Where you are not trading on standard terms, so statutory requirements of fairness and reasonableness do not apply, it is possible to exclude a wide range of potential liabilities. The courts have been prepared to uphold clauses that even seek to exclude liability for deliberate breaches of contract, but clear wording will be needed to achieve this.
In Acerus v Recipharm, the court found that the language of the clause – which excluded any claim for loss of profit – was clear, but so too was its context. The judge considered that if the words were given their natural meaning in isolation, this would produce the commercially "remarkable" outcome that the supplier could walk away from their obligations with impunity. However, the relevant clause was within a section of the contract dealing with liabilities to third parties, which suggested that this clause was intended only to limit those liabilities. It was also legitimate for the court, as part of the "unitary exercise" of construing the clause, to take into account the commercial realities of the clause. Again, this suggested that the parties would have intended the exclusion to apply only to third party liabilities. The judge therefore found that the clause had that more limited effect.

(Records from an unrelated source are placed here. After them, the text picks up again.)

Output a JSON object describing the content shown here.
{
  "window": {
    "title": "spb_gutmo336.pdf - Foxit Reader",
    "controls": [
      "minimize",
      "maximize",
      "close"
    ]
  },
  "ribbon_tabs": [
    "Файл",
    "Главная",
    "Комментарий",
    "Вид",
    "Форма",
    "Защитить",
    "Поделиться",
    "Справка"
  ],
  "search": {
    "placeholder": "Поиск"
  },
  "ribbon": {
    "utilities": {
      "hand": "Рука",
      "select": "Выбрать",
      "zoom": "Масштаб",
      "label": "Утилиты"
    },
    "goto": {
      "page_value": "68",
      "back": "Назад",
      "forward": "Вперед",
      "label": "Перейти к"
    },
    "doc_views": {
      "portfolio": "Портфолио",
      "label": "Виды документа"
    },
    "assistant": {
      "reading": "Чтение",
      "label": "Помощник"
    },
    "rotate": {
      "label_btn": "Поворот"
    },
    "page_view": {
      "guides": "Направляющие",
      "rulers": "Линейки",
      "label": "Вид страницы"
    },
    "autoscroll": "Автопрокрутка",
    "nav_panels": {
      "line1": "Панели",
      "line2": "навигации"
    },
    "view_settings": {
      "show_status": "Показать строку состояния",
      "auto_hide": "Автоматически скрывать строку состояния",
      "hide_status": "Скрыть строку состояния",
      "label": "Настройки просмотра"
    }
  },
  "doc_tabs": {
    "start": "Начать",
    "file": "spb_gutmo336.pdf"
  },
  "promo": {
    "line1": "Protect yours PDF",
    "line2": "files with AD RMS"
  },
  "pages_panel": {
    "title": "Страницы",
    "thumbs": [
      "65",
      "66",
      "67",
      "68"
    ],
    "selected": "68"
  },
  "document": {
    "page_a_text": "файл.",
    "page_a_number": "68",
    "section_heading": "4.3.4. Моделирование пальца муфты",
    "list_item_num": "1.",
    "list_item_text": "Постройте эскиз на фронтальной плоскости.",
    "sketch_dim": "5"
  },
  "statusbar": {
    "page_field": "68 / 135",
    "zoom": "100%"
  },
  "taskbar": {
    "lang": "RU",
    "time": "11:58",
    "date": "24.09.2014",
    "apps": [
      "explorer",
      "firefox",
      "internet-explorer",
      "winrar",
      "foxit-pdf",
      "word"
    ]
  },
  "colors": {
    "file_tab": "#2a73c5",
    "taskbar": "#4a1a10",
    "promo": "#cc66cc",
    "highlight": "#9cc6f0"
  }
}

The question in the Supreme Court case of Triple Point v PTT was whether a claim for breach of contractual duties of reasonable skill and care would fall within a contractual liability cap that was stated to cover claims for "negligence" (among other things). PTT argued that the reference to negligence was instead meant to apply only to a claim for the separate tort of failing to use due care where a relevant duty was owed.
The court found that negligence in this context included contract claims, which were therefore subject to the liability cap. This was because, as a matter of English law, the word "negligence" covers both the tort and breaches of contractual obligations to exercise skill and care. The wording of the clause capped Triple Point's liabilities "under the Contract".
The first instance and Court of Appeal judges had found that the cap could not have applied to breaches of contract, since in a contract that was wholly or substantially for services, this would leave little outside that cap. The majority of the Supreme Court disagreed with this analysis, drawing a distinction between the obligations under the contract to provide services – which were subject to duties of skill and care, and therefore to the cap – and the obligations to provide deliverables, which were strict contractual requirements and therefore outside the cap.
Liability caps and exclusion clauses are an essential tool for allocating risks that might otherwise far outstrip the value of the contract. Depending on your bargaining position, you may be able to impose draconian conditions, caps or carve-outs that would leave little potential liability. But if those clauses are buried in standard terms in a way that means the other party is unlikely to read or understand them, you may end up losing that protection entirely.
Consider including your terms in the same document that the other party signs – which in a business-to-business context will also help to avoid a 'battle of the forms' scenario where the other party is seeking to impose their own standard terms. The more unusual or onerous, or outside the commercial norm, the more you will need to do to bring the clause to the other party's attention. If you are trading with consumers, draft and design your terms so that they can be easily accessed and understood, with the most important or unusual terms given particular prominence.
If the clauses are subject to negotiation, avoid the temptation of 'creative ambiguity'. If you are looking to avoid liability for deliberate breaches, or include liquidated damages within an overall liability cap, use plain wording to that effect. The more confident you are that the other party has understood and accepted that allocation of risk, the better the chance that you will be able not only to convince a court of its meaning, but to avoid unnecessary litigation altogether.